A Seattle man will be re-tried after the Seattle Supreme Court found the prosecutor in the case guilty of “prosecutorial misconduct.”
In an 8-1 ruling, the Supreme Court found that James Konat, a King County deputy prosecutor "made a blatant and inappropriate appeal to racial prejudice and undermined the credibility of African-American witnesses based on their race," in the 2007 conviction of Kevin L. Monday, Jr., according to the Seattle Times.
Monday was convicted of first-degree murder and first-degree assault, and sentenced to 64 years in prison for a 2006 gang-related shooting. Seattle police claimed that he fired at least 10 shots at Francisco Roche Green. He was also accused of firing shots at a vehicle, consequently wounding the driver and a passenger.
In questioning the witnesses Konat made references to the “PO-leese,” and questioned about a street “code” which he claimed prevented them from talking to the police. In his closing argument to jurors Konat said, "the code is Black folk don't testify against Black folk. You don't snitch to the police."
The justices found that Konat used terms such as “PO-leese” to "subtly, and likely deliberately, call to the jury's attention that the witness was African-American."
Monday, who is 25-years-old appealed the conviction saying that Konat "made a blatant and inappropriate appeal to racial prejudice and undermined the credibility of African-American witnesses based on their race."
The appeal was upheld in the state Court of Appeals, but in a ruling on Thursday, the Seatlle Supreme Court citied the prosecutor’s comments as grounds for the conviction to be overturned.

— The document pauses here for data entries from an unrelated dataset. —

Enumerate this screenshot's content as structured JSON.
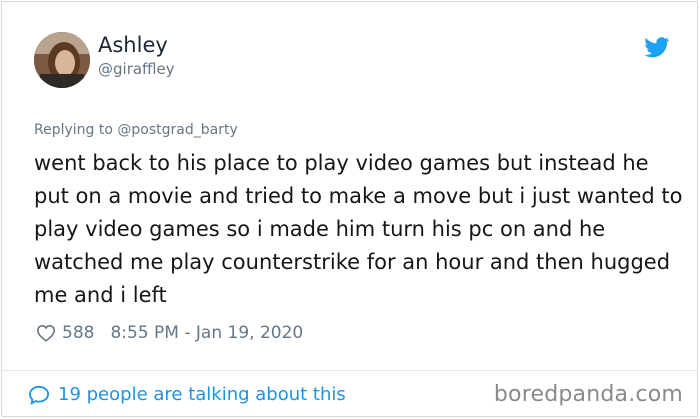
{
  "author": {
    "name": "Ashley",
    "handle": "@giraffley"
  },
  "reply": {
    "prefix": "Replying to",
    "target": "@postgrad_barty"
  },
  "tweet": {
    "text": "went back to his place to play video games but instead he put on a movie and tried to make a move but i just wanted to play video games so i made him turn his pc on and he watched me play counterstrike for an hour and then hugged me and i left"
  },
  "meta": {
    "likes": "588",
    "timestamp": "8:55 PM - Jan 19, 2020"
  },
  "footer": {
    "talking": "19 people are talking about this",
    "watermark": "boredpanda.com"
  },
  "colors": {
    "twitter_blue": "#1da1f2",
    "link_blue": "#1b95e0",
    "muted": "#657786"
  },
  "icons": {
    "bird": "twitter-bird-icon",
    "heart": "heart-icon",
    "bubble": "speech-bubble-icon"
  }
}
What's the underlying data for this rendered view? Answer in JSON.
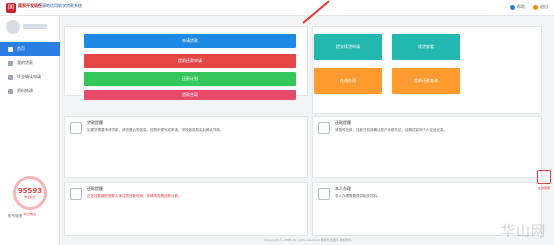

A retrial has been set for Monday and a deputy prosecutor will try the case.
(Photo: Joshua Trujillo/Reuters)